6 reasons MCC codes really do matter
MCC codes, or Merchant Category Codes are four-digit numbers that indicate your line of business and the types of goods or services you provide to your customers. While originally conceived of and developed to simplify accounting for year-end 1099 tax form reporting, the MCC code has become a critical piece in the payments landscape.
The International Organization for Standardization (ISO) sets the MCC codes and definition, but credit card processors assign the codes to a merchant. These codes are then used by acquiring banks and payment service providers to set fees, assess risk, and more. Keep in mind that each card association has its own lists of MCCs, and while they are largely similar, there might be some differences for certain types of businesses.
Merchants can request a specific MCC code if they believe their line of business fits a certain category, but it’s the processor who has the final say during your onboarding process. And it’s important to get this code right, at the outset, since you are not allowed to change your code, once assigned.
Why does your MCC code matter?
Reach out to your processor ahead of your code assignment to understand whether your business will be classified as high-risk. If it is high-risk, it might be worth the time and effort to investigate how changing the way you structure your sales and business might allow you to exit the high-risk category.
Your classification will matter to your business for several reasons:
- Some payment processors do not accept certain merchant categories
- The card associations use MCC codes to calculate interchange fees and rates, which will matter greatly to your business
- A high-risk processing classification means some processors will decline your merchant application based on this alone; it will also be harder to find a credit card processor. However, there are certain processors that specialize in high-risk credit card processing
- Certain MCC codes make it easier for consumers to chargeback and some processors base their chargeback fees on the MCC code. If you have a high-risk MCC you will likely be paying higher chargeback fees
- Some issuers develop their authorization algorithms around MCC codes, and a high-risk code may reduce your authorization rates.

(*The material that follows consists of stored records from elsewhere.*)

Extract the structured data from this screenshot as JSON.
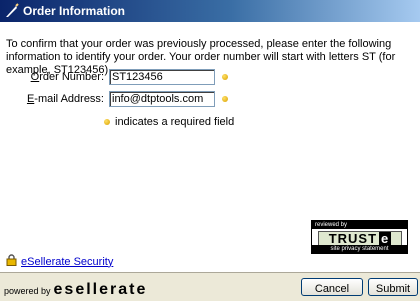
{
  "window": {
    "title": "Order Information",
    "title_icon": "quill-icon"
  },
  "form": {
    "intro": "To confirm that your order was previously processed, please enter the following information to identify your order. Your order number will start with letters ST (for example, ST123456).",
    "order_number": {
      "label_first": "O",
      "label_rest": "rder Number:",
      "value": "ST123456"
    },
    "email": {
      "label_first": "E",
      "label_rest": "-mail Address:",
      "value": "info@dtptools.com"
    },
    "required_note": "indicates a required field"
  },
  "trust": {
    "reviewed": "reviewed by",
    "logo": "TRUST",
    "logo_e": "e",
    "statement": "site privacy statement"
  },
  "security_link": "eSellerate Security",
  "footer": {
    "powered_by": "powered by",
    "brand": "esellerate",
    "cancel_label": "Cancel",
    "submit_label": "Submit"
  },
  "colors": {
    "title_gradient_start": "#0a246a",
    "link": "#0000cc",
    "required_dot": "#f0b800"
  }
}
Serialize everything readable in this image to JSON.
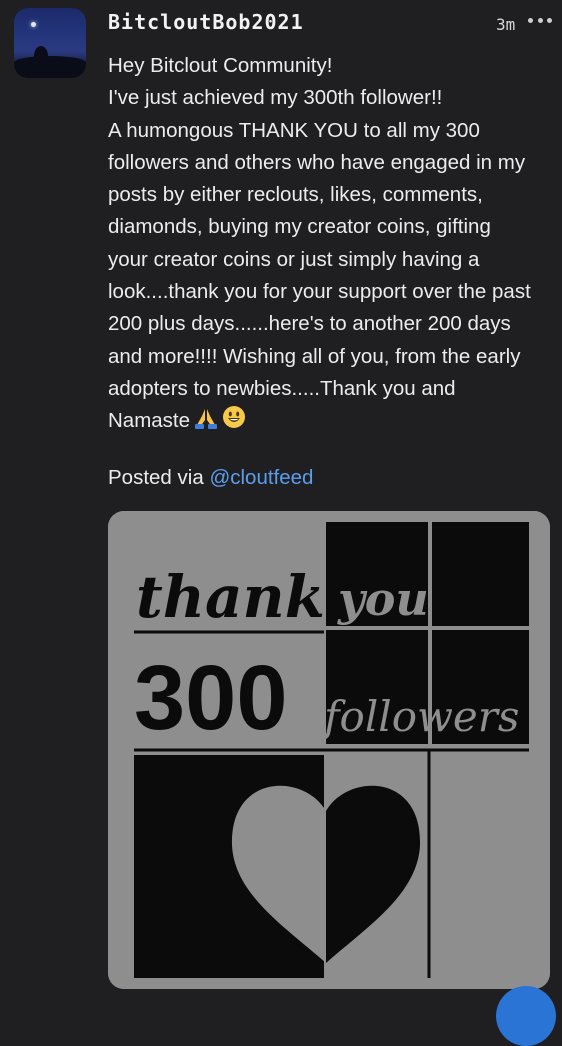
{
  "post": {
    "username": "BitcloutBob2021",
    "time": "3m",
    "lines": [
      "Hey Bitclout Community!",
      "I've just achieved my 300th follower!!",
      "A humongous THANK YOU to all my 300",
      "followers and others who have engaged in my",
      "posts by either reclouts, likes, comments,",
      "diamonds, buying my creator coins, gifting",
      "your creator coins or just simply having a",
      "look....thank you for your support over the past",
      "200 plus days......here's to another 200 days",
      "and more!!!! Wishing all of you, from the early",
      "adopters to newbies.....Thank you and",
      "Namaste"
    ],
    "posted_via_label": "Posted via",
    "posted_via_link": "@cloutfeed"
  },
  "image": {
    "words": [
      "thank",
      "you",
      "300",
      "followers"
    ]
  },
  "icons": {
    "more": "more-options-icon",
    "pray": "folded-hands-emoji",
    "smile": "smiling-face-emoji"
  },
  "colors": {
    "background": "#1f1f21",
    "text": "#ececec",
    "link": "#5c9ded",
    "accent_button": "#2a74d6"
  }
}
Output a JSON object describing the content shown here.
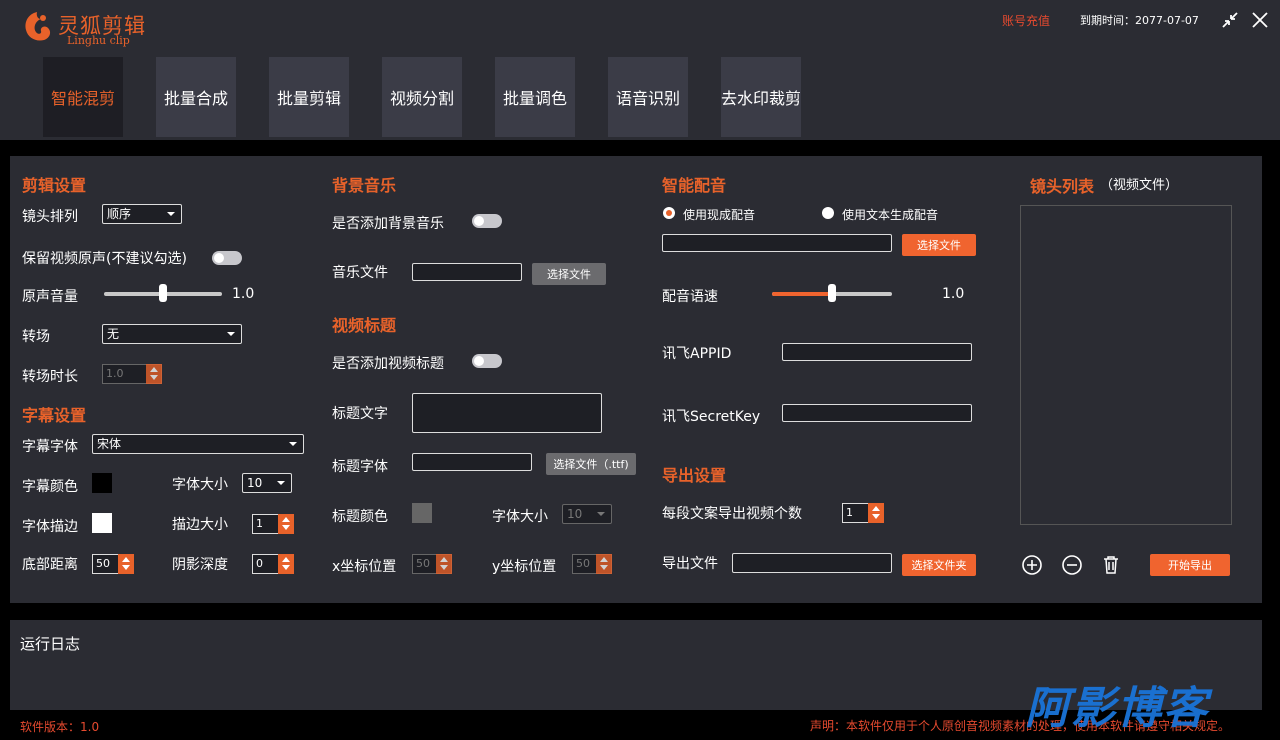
{
  "app": {
    "title": "灵狐剪辑",
    "subtitle": "Linghu clip"
  },
  "header": {
    "recharge": "账号充值",
    "expiry": "到期时间：2077-07-07"
  },
  "tabs": [
    {
      "label": "智能混剪",
      "active": true
    },
    {
      "label": "批量合成"
    },
    {
      "label": "批量剪辑"
    },
    {
      "label": "视频分割"
    },
    {
      "label": "批量调色"
    },
    {
      "label": "语音识别"
    },
    {
      "label": "去水印裁剪"
    }
  ],
  "edit": {
    "title": "剪辑设置",
    "lens_order_label": "镜头排列",
    "lens_order_value": "顺序",
    "keep_audio_label": "保留视频原声(不建议勾选)",
    "keep_audio_on": false,
    "orig_volume_label": "原声音量",
    "orig_volume_value": "1.0",
    "orig_volume_level": 0.5,
    "transition_label": "转场",
    "transition_value": "无",
    "transition_duration_label": "转场时长",
    "transition_duration_value": "1.0"
  },
  "subtitle": {
    "title": "字幕设置",
    "font_label": "字幕字体",
    "font_value": "宋体",
    "color_label": "字幕颜色",
    "color_value": "#000000",
    "size_label": "字体大小",
    "size_value": "10",
    "stroke_label": "字体描边",
    "stroke_color": "#ffffff",
    "stroke_size_label": "描边大小",
    "stroke_size_value": "1",
    "bottom_label": "底部距离",
    "bottom_value": "50",
    "shadow_label": "阴影深度",
    "shadow_value": "0"
  },
  "music": {
    "title": "背景音乐",
    "add_label": "是否添加背景音乐",
    "add_on": false,
    "file_label": "音乐文件",
    "file_value": "",
    "select_button": "选择文件"
  },
  "video_title": {
    "title": "视频标题",
    "add_label": "是否添加视频标题",
    "add_on": false,
    "text_label": "标题文字",
    "text_value": "",
    "font_label": "标题字体",
    "font_value": "",
    "font_button": "选择文件（.ttf)",
    "color_label": "标题颜色",
    "color_value": "#666666",
    "size_label": "字体大小",
    "size_value": "10",
    "x_label": "x坐标位置",
    "x_value": "50",
    "y_label": "y坐标位置",
    "y_value": "50"
  },
  "dubbing": {
    "title": "智能配音",
    "radio_existing": "使用现成配音",
    "radio_tts": "使用文本生成配音",
    "selected": "existing",
    "file_value": "",
    "select_button": "选择文件",
    "speed_label": "配音语速",
    "speed_value": "1.0",
    "speed_level": 0.5,
    "appid_label": "讯飞APPID",
    "appid_value": "",
    "secret_label": "讯飞SecretKey",
    "secret_value": ""
  },
  "export": {
    "title": "导出设置",
    "count_label": "每段文案导出视频个数",
    "count_value": "1",
    "file_label": "导出文件",
    "file_value": "",
    "folder_button": "选择文件夹"
  },
  "lens_list": {
    "title": "镜头列表",
    "hint": "（视频文件）",
    "add_icon": "plus-circle-icon",
    "remove_icon": "minus-circle-icon",
    "delete_icon": "trash-icon",
    "start_button": "开始导出"
  },
  "log": {
    "title": "运行日志"
  },
  "footer": {
    "version": "软件版本：1.0",
    "notice": "声明：本软件仅用于个人原创音视频素材的处理，使用本软件请遵守相关规定。"
  },
  "watermark": "阿影博客",
  "colors": {
    "accent": "#e8622a",
    "panel": "#2b2c33",
    "background": "#000000",
    "tab": "#3b3c47"
  }
}
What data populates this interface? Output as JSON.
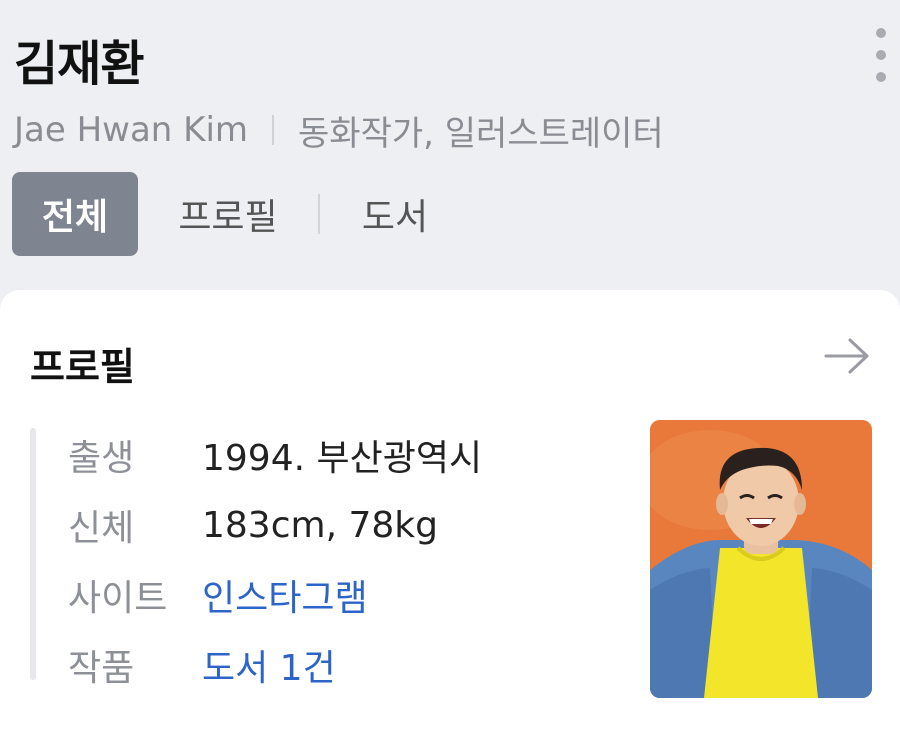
{
  "person": {
    "name": "김재환",
    "english_name": "Jae Hwan Kim",
    "occupation": "동화작가, 일러스트레이터"
  },
  "tabs": [
    {
      "label": "전체",
      "active": true
    },
    {
      "label": "프로필",
      "active": false
    },
    {
      "label": "도서",
      "active": false
    }
  ],
  "profile": {
    "title": "프로필",
    "rows": [
      {
        "label": "출생",
        "value": "1994. 부산광역시"
      },
      {
        "label": "신체",
        "value": "183cm, 78kg"
      },
      {
        "label": "사이트",
        "value": "인스타그램"
      },
      {
        "label": "작품",
        "value": "도서 1건"
      }
    ]
  },
  "icons": {
    "more": "more-vertical-icon",
    "arrow": "arrow-right-icon"
  },
  "colors": {
    "background": "#eeeff3",
    "active_tab": "#7e8590",
    "link": "#2d64c8",
    "photo_bg": "#e8793a"
  }
}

Some issuers limit or reject authorization requests for specific MCCs
- Medical and healthcare business that accept HSA and FSA cards can only do so if they are correctly classed with a healthcare MCC. Drug stores and pharmacies that sell qualifying products may also accept FSA and HSA cards if they have appropriate MCCs and meet additional requirements
Taking the time to correctly assess your business model, communicate with your processor about possible classifications of your business and generally having a solid understanding of the importance of your MCC classification will pay dividends as time goes on.